The name used to invoke the moon goddess in Cherokee prayers, Age’yaguga, as we saw, could only be partly explained by anthropologists. Its meaning was unknown even to Cherokee medicine men who repeated it in their formulas. It was recognized that the first element in it was Cherokee for “woman” but no one could determine what the second part meant. Guga (pronounced kuka) is Cherokee for “bottle.” When the Cherokee first came to Indian Territory, they dubbed Bartlesville Gugu-i because the English place-name sounded to them like Bottlesville. Accordingly, the name of the supreme Cherokee deity must be Bottle Woman.
The Goddess religion did not come across the Bering land bridge, nor was it characteristic of Pacific cultures like the Japanese or Polynesians. It is unlikely it was independently developed in North America. It could only have been brought over from Europe and the Mediterranean. The most likely carriers introducing it were Minoans, Mycenaeans, Helladic people, Anatolians, Cypriots and Greeks.
James Adair, History of the American Indians, 1775, pp. 152-53.
James R. Duncan and Carol Diaz-Granados, ”Empowering the SECC: The ‘Old Woman’ and Oral Tradition,” in The Rock-Art of Eastern North America, Tuscaloosa, U of Alabama P, 2004.
Jane Ellen Harrison, Prolegomena to the Study of Greek Religion, 1903, with an intro. by Robert Ackerman, Princeton, 1991.
Marija Gimbutas, The Language of the Goddess, London, 2006.
George E. Lankford, “The Swirl-Cross and the Center” in George E. Lankford et al, ed., Visualizing the Sacred, Austin, U of Texas P, 2011, pp. 251-75.
James Mooney, Myths of the Cherokee and Sacred Formulas of the Cherokees, Nashville, 1982, pp. 342, 358-9, 375-9.
Erich Neumann, The Great Mother. An Analysis of the Archetype, trans. Ralph Manheim, Princeton, 1974.

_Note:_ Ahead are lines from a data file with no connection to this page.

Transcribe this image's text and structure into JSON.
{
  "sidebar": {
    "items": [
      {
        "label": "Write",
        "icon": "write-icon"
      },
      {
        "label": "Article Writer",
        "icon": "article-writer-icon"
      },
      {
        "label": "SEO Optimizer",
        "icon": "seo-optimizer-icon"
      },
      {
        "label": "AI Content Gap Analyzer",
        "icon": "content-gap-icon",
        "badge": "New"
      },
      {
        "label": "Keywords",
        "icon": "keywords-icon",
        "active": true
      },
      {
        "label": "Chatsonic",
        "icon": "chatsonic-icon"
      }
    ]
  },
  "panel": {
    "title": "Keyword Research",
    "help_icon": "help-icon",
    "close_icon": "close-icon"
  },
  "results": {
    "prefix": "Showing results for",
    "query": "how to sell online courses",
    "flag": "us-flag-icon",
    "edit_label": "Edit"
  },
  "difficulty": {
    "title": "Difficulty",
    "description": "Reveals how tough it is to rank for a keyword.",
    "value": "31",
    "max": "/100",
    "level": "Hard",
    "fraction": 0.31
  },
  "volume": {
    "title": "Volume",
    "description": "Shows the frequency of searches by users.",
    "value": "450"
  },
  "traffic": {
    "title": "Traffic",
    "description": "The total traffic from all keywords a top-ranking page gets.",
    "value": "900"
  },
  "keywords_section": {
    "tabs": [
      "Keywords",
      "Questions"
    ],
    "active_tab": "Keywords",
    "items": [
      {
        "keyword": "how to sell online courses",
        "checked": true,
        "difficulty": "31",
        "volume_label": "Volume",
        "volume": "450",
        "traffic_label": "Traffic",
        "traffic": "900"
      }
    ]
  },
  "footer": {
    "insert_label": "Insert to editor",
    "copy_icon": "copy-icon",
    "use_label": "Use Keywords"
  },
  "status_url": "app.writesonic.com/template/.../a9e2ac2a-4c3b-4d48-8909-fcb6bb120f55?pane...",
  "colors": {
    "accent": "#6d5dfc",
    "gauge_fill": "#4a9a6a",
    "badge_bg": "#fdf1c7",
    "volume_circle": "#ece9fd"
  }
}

Donald N. Yates, Old World Roots of the Cherokee: How DNA, Ancient Alphabets and Religion Explain the Origins of America’s Largest Indian Nation, foreword by Richard Mack Bettis, Jefferson, McFarland, 2012, chapter 8, “She Who Walks with the Little People,” pp. 106-117.